UMass Chan AffiliationsDepartment of Cell and Developmental Biology
Document TypeJournal Article
Nerve Fibers, Myelinated
Cell and Developmental Biology
Molecular and Cellular Neuroscience
Neuroscience and Neurobiology
MetadataShow full item record

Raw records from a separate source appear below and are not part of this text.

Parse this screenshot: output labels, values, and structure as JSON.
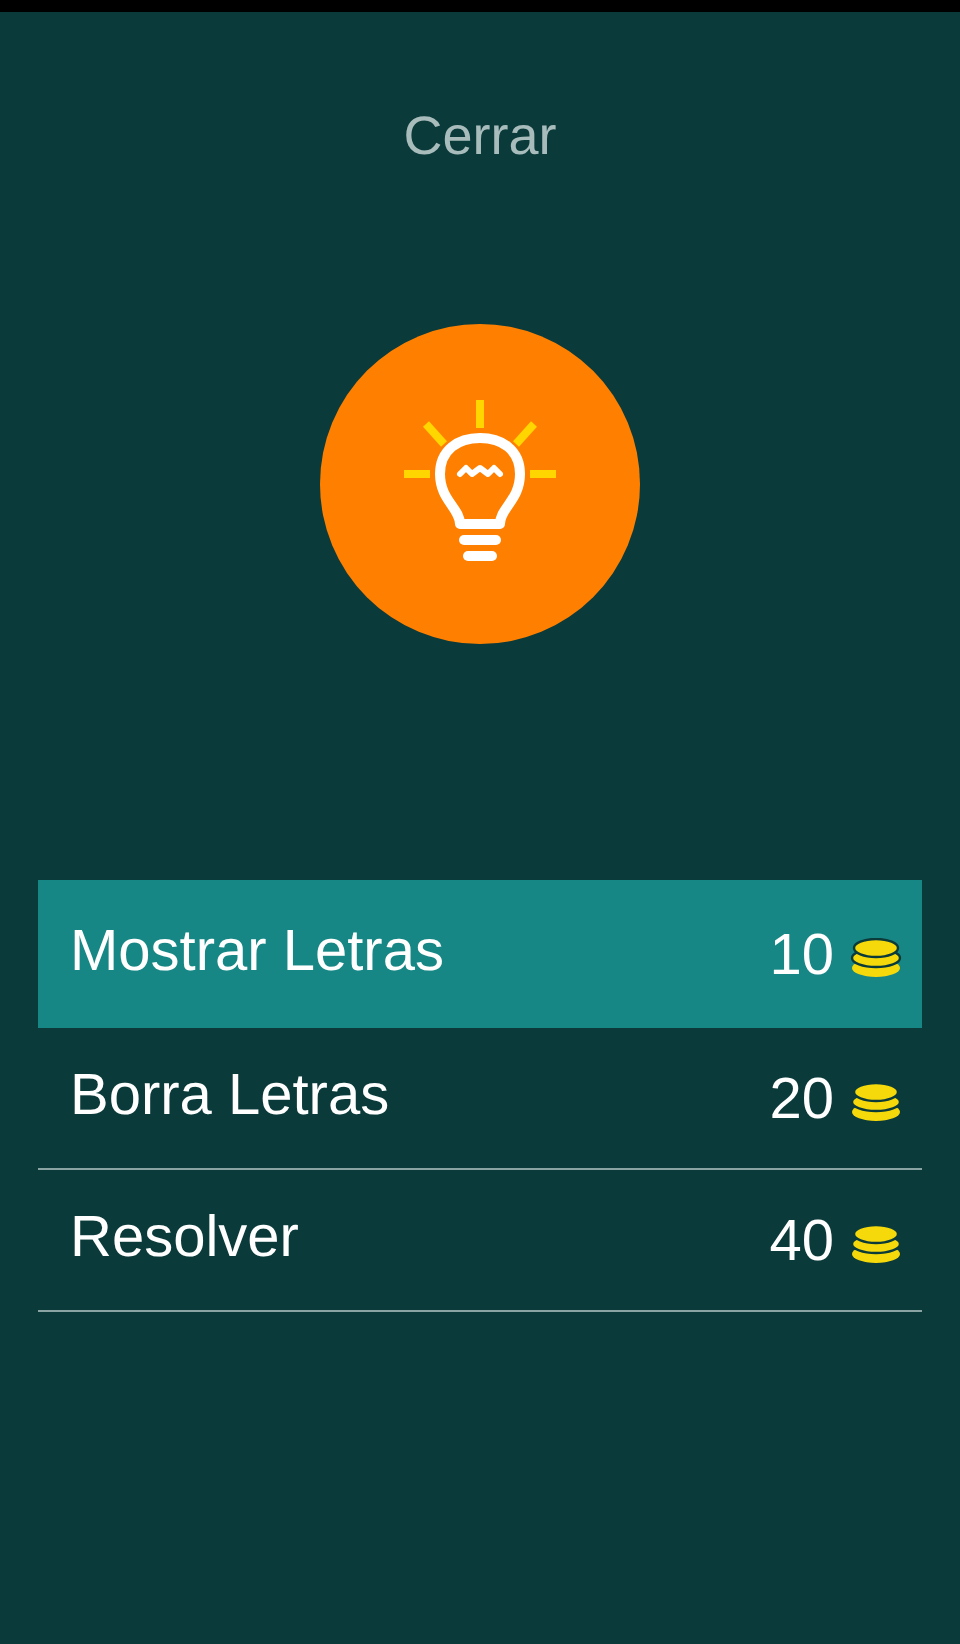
{
  "close_button": {
    "label": "Cerrar"
  },
  "hints": [
    {
      "label": "Mostrar Letras",
      "cost": "10",
      "selected": true
    },
    {
      "label": "Borra Letras",
      "cost": "20",
      "selected": false
    },
    {
      "label": "Resolver",
      "cost": "40",
      "selected": false
    }
  ]
}
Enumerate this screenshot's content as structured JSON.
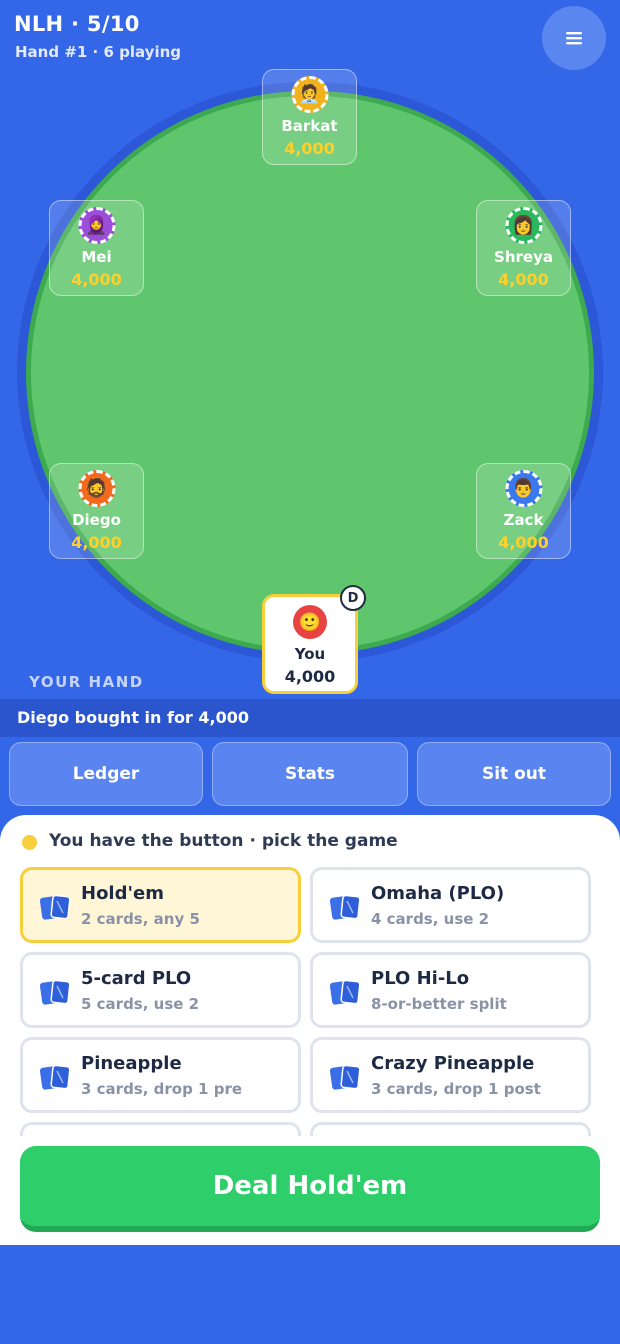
{
  "header": {
    "title": "NLH · 5/10",
    "subtitle": "Hand #1 · 6 playing",
    "menu_icon": "hamburger-menu-icon"
  },
  "colors": {
    "background": "#3466e8",
    "felt": "#5fc66d",
    "chip_gold": "#ffd02a",
    "deal_button": "#2ecf6b"
  },
  "seats": [
    {
      "name": "Barkat",
      "stack": "4,000",
      "avatar": "🧑‍💼",
      "ring_color": "#f2b21b"
    },
    {
      "name": "Mei",
      "stack": "4,000",
      "avatar": "🧕",
      "ring_color": "#9b4fd8"
    },
    {
      "name": "Shreya",
      "stack": "4,000",
      "avatar": "👩",
      "ring_color": "#29b85c"
    },
    {
      "name": "Diego",
      "stack": "4,000",
      "avatar": "🧔",
      "ring_color": "#f26a1b"
    },
    {
      "name": "Zack",
      "stack": "4,000",
      "avatar": "👨",
      "ring_color": "#3a78f0"
    }
  ],
  "you": {
    "name": "You",
    "stack": "4,000",
    "avatar": "🙂",
    "dealer_label": "D"
  },
  "your_hand_label": "YOUR HAND",
  "log": "Diego bought in for 4,000",
  "actions": [
    "Ledger",
    "Stats",
    "Sit out"
  ],
  "game_picker": {
    "title": "You have the button · pick the game",
    "games": [
      {
        "name": "Hold'em",
        "desc": "2 cards, any 5",
        "selected": true
      },
      {
        "name": "Omaha (PLO)",
        "desc": "4 cards, use 2",
        "selected": false
      },
      {
        "name": "5-card PLO",
        "desc": "5 cards, use 2",
        "selected": false
      },
      {
        "name": "PLO Hi-Lo",
        "desc": "8-or-better split",
        "selected": false
      },
      {
        "name": "Pineapple",
        "desc": "3 cards, drop 1 pre",
        "selected": false
      },
      {
        "name": "Crazy Pineapple",
        "desc": "3 cards, drop 1 post",
        "selected": false
      }
    ]
  },
  "deal_button": "Deal Hold'em"
}
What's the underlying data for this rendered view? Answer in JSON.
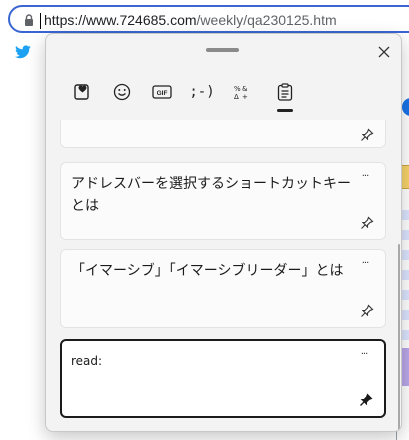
{
  "browser": {
    "url_host": "https://www.724685.com",
    "url_path": "/weekly/qa230125.htm"
  },
  "clipboard_panel": {
    "tabs": [
      {
        "name": "kaomoji-favorites",
        "icon": "heart-clipboard-icon"
      },
      {
        "name": "emoji",
        "icon": "smiley-icon"
      },
      {
        "name": "gif",
        "label": "GIF",
        "icon": "gif-icon"
      },
      {
        "name": "kaomoji",
        "label": ";-)",
        "icon": "kaomoji-icon"
      },
      {
        "name": "symbols",
        "icon": "symbols-icon"
      },
      {
        "name": "clipboard-history",
        "icon": "clipboard-icon",
        "active": true
      }
    ],
    "items": [
      {
        "text": "",
        "pinned": false
      },
      {
        "text": "アドレスバーを選択するショートカットキーとは",
        "pinned": false
      },
      {
        "text": "「イマーシブ」「イマーシブリーダー」とは",
        "pinned": false
      },
      {
        "text": "read:",
        "pinned": true,
        "selected": true
      }
    ],
    "more_label": "···"
  },
  "colors": {
    "address_border": "#3a66d1",
    "twitter": "#1da1f2",
    "selected_border": "#1b1b1b"
  }
}
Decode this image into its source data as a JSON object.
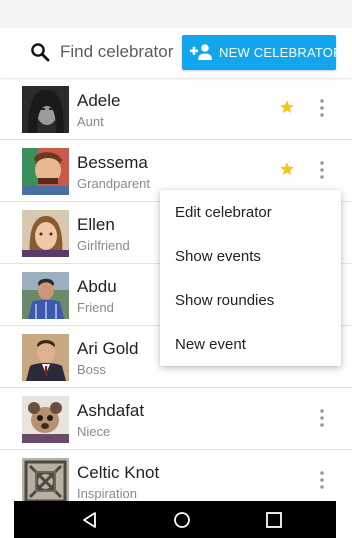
{
  "toolbar": {
    "search_placeholder": "Find celebrator",
    "new_button_label": "NEW CELEBRATOR",
    "accent_color": "#11a6ee"
  },
  "contacts": [
    {
      "name": "Adele",
      "relation": "Aunt",
      "favorite": true,
      "avatar_icon": "avatar-photo"
    },
    {
      "name": "Bessema",
      "relation": "Grandparent",
      "favorite": true,
      "avatar_icon": "avatar-photo"
    },
    {
      "name": "Ellen",
      "relation": "Girlfriend",
      "favorite": false,
      "avatar_icon": "avatar-photo"
    },
    {
      "name": "Abdu",
      "relation": "Friend",
      "favorite": false,
      "avatar_icon": "avatar-photo"
    },
    {
      "name": "Ari Gold",
      "relation": "Boss",
      "favorite": false,
      "avatar_icon": "avatar-photo"
    },
    {
      "name": "Ashdafat",
      "relation": "Niece",
      "favorite": false,
      "avatar_icon": "avatar-photo"
    },
    {
      "name": "Celtic Knot",
      "relation": "Inspiration",
      "favorite": false,
      "avatar_icon": "avatar-photo"
    }
  ],
  "context_menu": {
    "items": [
      {
        "label": "Edit celebrator"
      },
      {
        "label": "Show events"
      },
      {
        "label": "Show roundies"
      },
      {
        "label": "New event"
      }
    ]
  },
  "navbar": {
    "icons": [
      "back-icon",
      "home-icon",
      "recents-icon"
    ]
  },
  "colors": {
    "star": "#f5c518",
    "navbar": "#000000"
  }
}
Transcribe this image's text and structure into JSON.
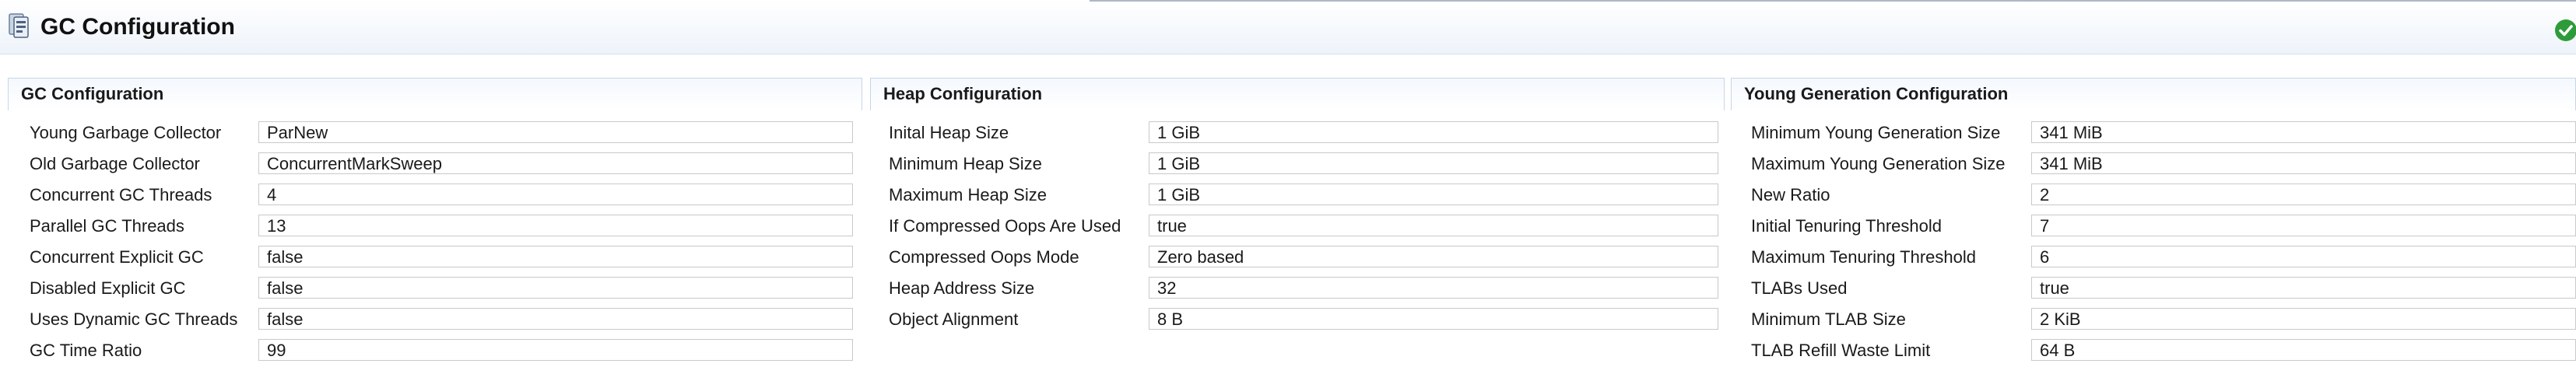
{
  "window": {
    "title": "GC Configuration",
    "icon": "gc-config-icon",
    "status_icon": "ok-check-icon",
    "status_color": "#2e9b3a"
  },
  "sections": [
    {
      "title": "GC Configuration",
      "rows": [
        {
          "label": "Young Garbage Collector",
          "value": "ParNew"
        },
        {
          "label": "Old Garbage Collector",
          "value": "ConcurrentMarkSweep"
        },
        {
          "label": "Concurrent GC Threads",
          "value": "4"
        },
        {
          "label": "Parallel GC Threads",
          "value": "13"
        },
        {
          "label": "Concurrent Explicit GC",
          "value": "false"
        },
        {
          "label": "Disabled Explicit GC",
          "value": "false"
        },
        {
          "label": "Uses Dynamic GC Threads",
          "value": "false"
        },
        {
          "label": "GC Time Ratio",
          "value": "99"
        }
      ]
    },
    {
      "title": "Heap Configuration",
      "rows": [
        {
          "label": "Inital Heap Size",
          "value": "1 GiB"
        },
        {
          "label": "Minimum Heap Size",
          "value": "1 GiB"
        },
        {
          "label": "Maximum Heap Size",
          "value": "1 GiB"
        },
        {
          "label": "If Compressed Oops Are Used",
          "value": "true"
        },
        {
          "label": "Compressed Oops Mode",
          "value": "Zero based"
        },
        {
          "label": "Heap Address Size",
          "value": "32"
        },
        {
          "label": "Object Alignment",
          "value": "8 B"
        }
      ]
    },
    {
      "title": "Young Generation Configuration",
      "rows": [
        {
          "label": "Minimum Young Generation Size",
          "value": "341 MiB"
        },
        {
          "label": "Maximum Young Generation Size",
          "value": "341 MiB"
        },
        {
          "label": "New Ratio",
          "value": "2"
        },
        {
          "label": "Initial Tenuring Threshold",
          "value": "7"
        },
        {
          "label": "Maximum Tenuring Threshold",
          "value": "6"
        },
        {
          "label": "TLABs Used",
          "value": "true"
        },
        {
          "label": "Minimum TLAB Size",
          "value": "2 KiB"
        },
        {
          "label": "TLAB Refill Waste Limit",
          "value": "64 B"
        }
      ]
    }
  ]
}
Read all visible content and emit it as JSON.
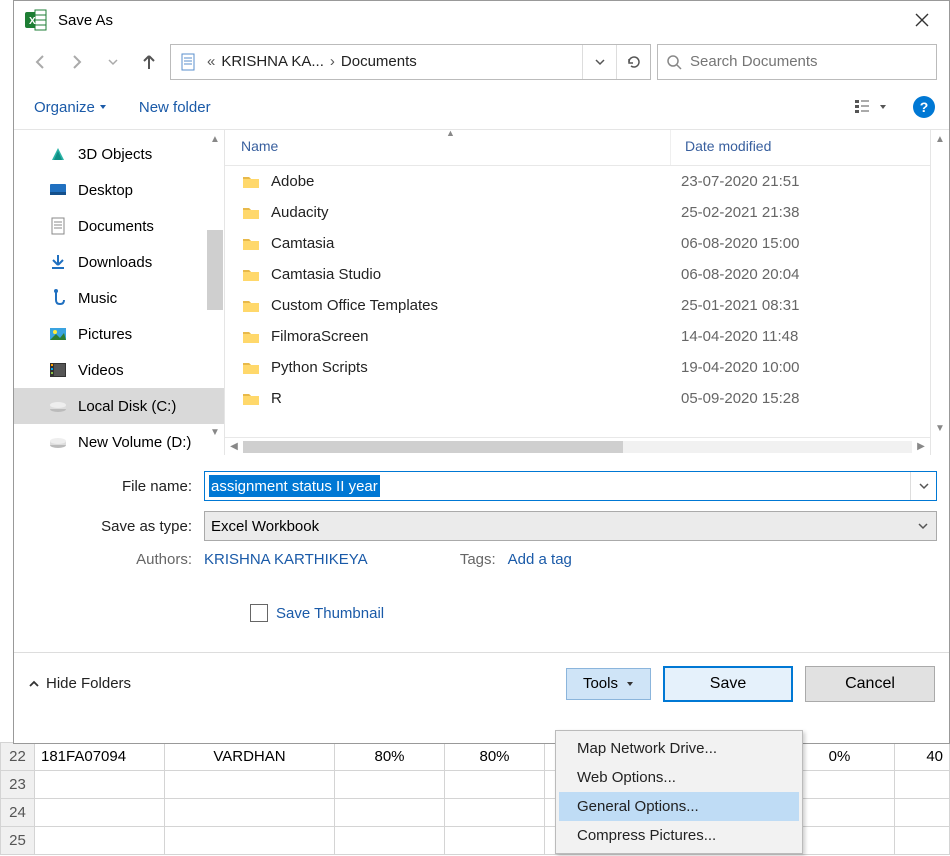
{
  "title": "Save As",
  "breadcrumb": {
    "part1": "KRISHNA KA...",
    "part2": "Documents"
  },
  "search": {
    "placeholder": "Search Documents"
  },
  "toolbar": {
    "organize": "Organize",
    "new_folder": "New folder"
  },
  "sidebar": {
    "items": [
      {
        "label": "3D Objects"
      },
      {
        "label": "Desktop"
      },
      {
        "label": "Documents"
      },
      {
        "label": "Downloads"
      },
      {
        "label": "Music"
      },
      {
        "label": "Pictures"
      },
      {
        "label": "Videos"
      },
      {
        "label": "Local Disk (C:)",
        "selected": true
      },
      {
        "label": "New Volume (D:)"
      }
    ]
  },
  "columns": {
    "name": "Name",
    "date": "Date modified"
  },
  "files": [
    {
      "name": "Adobe",
      "date": "23-07-2020 21:51"
    },
    {
      "name": "Audacity",
      "date": "25-02-2021 21:38"
    },
    {
      "name": "Camtasia",
      "date": "06-08-2020 15:00"
    },
    {
      "name": "Camtasia Studio",
      "date": "06-08-2020 20:04"
    },
    {
      "name": "Custom Office Templates",
      "date": "25-01-2021 08:31"
    },
    {
      "name": "FilmoraScreen",
      "date": "14-04-2020 11:48"
    },
    {
      "name": "Python Scripts",
      "date": "19-04-2020 10:00"
    },
    {
      "name": "R",
      "date": "05-09-2020 15:28"
    }
  ],
  "fields": {
    "file_name_label": "File name:",
    "file_name_value": "assignment status II year",
    "type_label": "Save as type:",
    "type_value": "Excel Workbook",
    "authors_label": "Authors:",
    "authors_value": "KRISHNA KARTHIKEYA",
    "tags_label": "Tags:",
    "tags_hint": "Add a tag",
    "thumbnail_label": "Save Thumbnail"
  },
  "footer": {
    "hide_folders": "Hide Folders",
    "tools": "Tools",
    "save": "Save",
    "cancel": "Cancel"
  },
  "tools_menu": [
    {
      "label": "Map Network Drive..."
    },
    {
      "label": "Web Options..."
    },
    {
      "label": "General Options...",
      "hover": true
    },
    {
      "label": "Compress Pictures..."
    }
  ],
  "sheet": {
    "row1": {
      "num": "22",
      "id": "181FA07094",
      "name": "VARDHAN",
      "c3": "80%",
      "c4": "80%",
      "c5": "",
      "c6": "",
      "c7": "0%",
      "c8": "40"
    },
    "rows": [
      "23",
      "24",
      "25"
    ]
  }
}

AbstractWe have previously shown that myelin abnormalities characterize the normal aging process of the brain and that an age-associated reduction in Klotho is conserved across species. Predominantly generated in brain and kidney, Klotho overexpression extends life span, whereas loss of Klotho accelerates the development of aging-like phenotypes. Although the function of Klotho in brain is unknown, loss of Klotho expression leads to cognitive deficits. We found significant effects of Klotho on oligodendrocyte functions, including induced maturation of rat primary oligodendrocytic progenitor cells (OPCs) in vitro and myelination. Phosphoprotein analysis indicated that Klotho's downstream effects involve Akt and ERK signal pathways. Klotho increased OPC maturation, and inhibition of Akt or ERK function blocked this effect on OPCs. In vivo studies of Klotho knock-out mice and control littermates revealed that knock-out mice have a significant reduction in major myelin protein and gene expression. By immunohistochemistry, the number of total and mature oligodendrocytes was significantly lower in Klotho knock-out mice. Strikingly, at the ultrastructural level, Klotho knock-out mice exhibited significantly impaired myelination of the optic nerve and corpus callosum. These mice also displayed severe abnormalities at the nodes of Ranvier. To decipher the mechanisms by which Klotho affects oligodendrocytes, we used luciferase pathway reporters to identify the transcription factors involved. Together, these studies provide novel evidence for Klotho as a key player in myelin biology, which may thus be a useful therapeutic target in efforts to protect brain myelin against age-dependent changes and promote repair in multiple sclerosis.
J Neurosci. 2013 Jan 30;33(5):1927-39. doi: 10.1523/JNEUROSCI.2080-12.2013. Link to article on publisher's site
Permanent Link to this Itemhttp://hdl.handle.net/20.500.14038/26433
At the time of publication, Eustathia Lela Giannaris was not yet affiliated with the University of Massachusetts Medical School.
Copyright of all material published in The Journal of Neuroscience remains with the authors. The authors grant the Society for Neuroscience an exclusive license to publish their work for the first 6 months. After 6 months the work becomes available to the public to copy, distribute, or display under a Creative Commons Attribution-Noncommercial-Share Alike 3.0 Unported license.
Except where otherwise noted, this item's license is described as <p>Copyright of all material published in The Journal of Neuroscience remains with the authors. The authors grant the Society for Neuroscience an exclusive license to publish their work for the first 6 months. After 6 months the work becomes available to the public to copy, distribute, or display under a <a href="http://creativecommons.org/about/licenses">Creative Commons Attribution-Noncommercial-Share Alike 3.0 Unported license</a>.</p>